said ear'of the casing 3i is marked For providing the relatively positive yet readily releasable' latching means aforesaid, the casing 33 may be so formed. as to carry a depression 3:? (with a recess not shown being also sunk in the magnet 2i for reception in said recess of the convex side of said depression), and the casing 31 may be so formed as to carry a teat 35 outwardly directed away from enclosed magnet 22* and for latch coaction with the depression 34.
7 Further, thecoaction of said depression 34 with the recess sunk in the magnet iiijust above parentheticallyreferred to, may be the sole yet a fully adequate means to be reliedon to clamp the magnet Zlhimmovably within the casing 36; whilefor similarly clamping the magnet 22 immovably within the casing 3|, the last-named As here shown, by Way of example, the magnet 21 has an apertured car 24* directions indicated by said arrows 4|, 42 and scriptions of these views hereinabove are fully explanatory of the modifications for the disclosures of which these views are included in the drawings. Any of such modifications may be equipped and/or encased according to any of the principles explained in connection with Figs. 4, 5, 6, 7 and 8 or otherwise within the scope of the invention.
Fig. 13, in regard to which (and also in regard to the structures exemplifyingly illustrated in Figs. 9. and 14-16) the comment contained in the sentence last preceding applies, will likewise be fully understood, when it is pointed out that the dot and dash delineations 31 and 38 are intended tov make plain the locations of the apertured attaching ears or equivalents.

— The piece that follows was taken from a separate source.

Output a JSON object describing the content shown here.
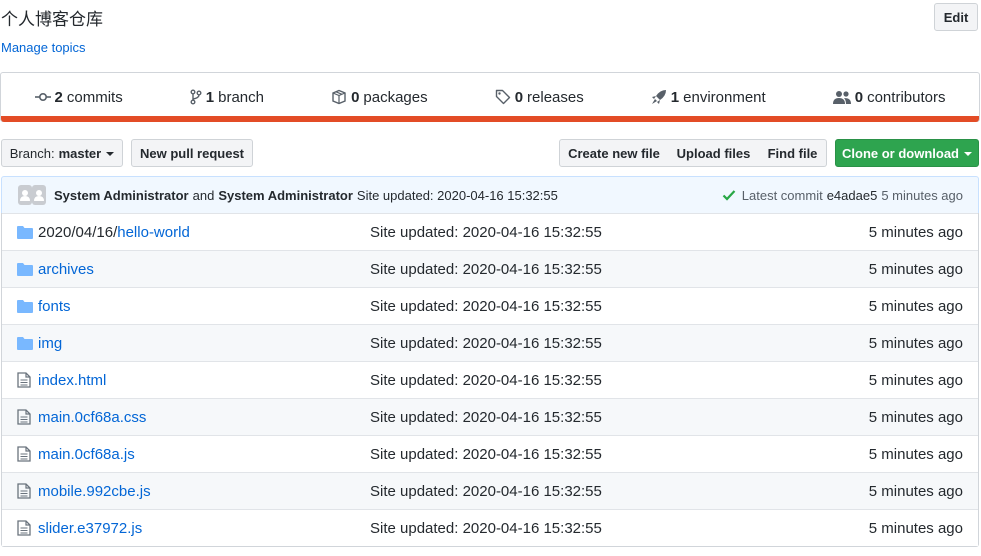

In Figs. 14 and .15 an arrangement is illusthe multiple interfittings, friction between the two magnets when interfitted may be provided for and to serve as a strongly acting agent for cooperating with the magnetic action in preventing accidental separation of the two magnets in any direction. V
In Fig. 16 there is illustrated one of the many possible variations Within the invention of the multipleinterfitting formations to be carried by the two magnets as typified in Figs. 14 and 15. As will be noted, one of said magnets, this designated 44, has three slots 45, 46 and 41, While the other magnet, this marked 48, carries three riblike projections 49, 59 and 5|, these projections for entering, respectively, the slots 45, 46v and 41. Here, also, a separation of the two magnets, after they have been coupled, is prevented in all the 43 of Fig. 14.
In Fig. 17 another modified form of the invention is illustrated. In this form of the invention the two magnets52 and 53 are shown to be provided with projecting pins 54 and 54 respectively, adapted to engage into complementary socket openings 55 and 55 to facilitate the couplingof the magnets.
While I have illustrated and described the preferred embodiments of my invention, it is to be understood that I do not limit myself to the precise constructions herein disclosed and the right is reserved to all changes and modifications coming within the scope of the invention as defined in the appended claim.
Having thus described my invention, what I claim as new, and desire to secure by United States Letters Patent is: v
A magnetic-clasp coupling means for neck;- laces and the like, comprising a pair of dovetailed magnetically coacting elements, each of said elements being included in a diiferent one or two separable casings, each of said casings carry- .ing apertured ears for facilitating permanent attachment thereto of one of two to be joined terminal sections of the necklace.
REFERENCES CITED The following references file of this patent:
UNITED STATES PATENTS are of record, in the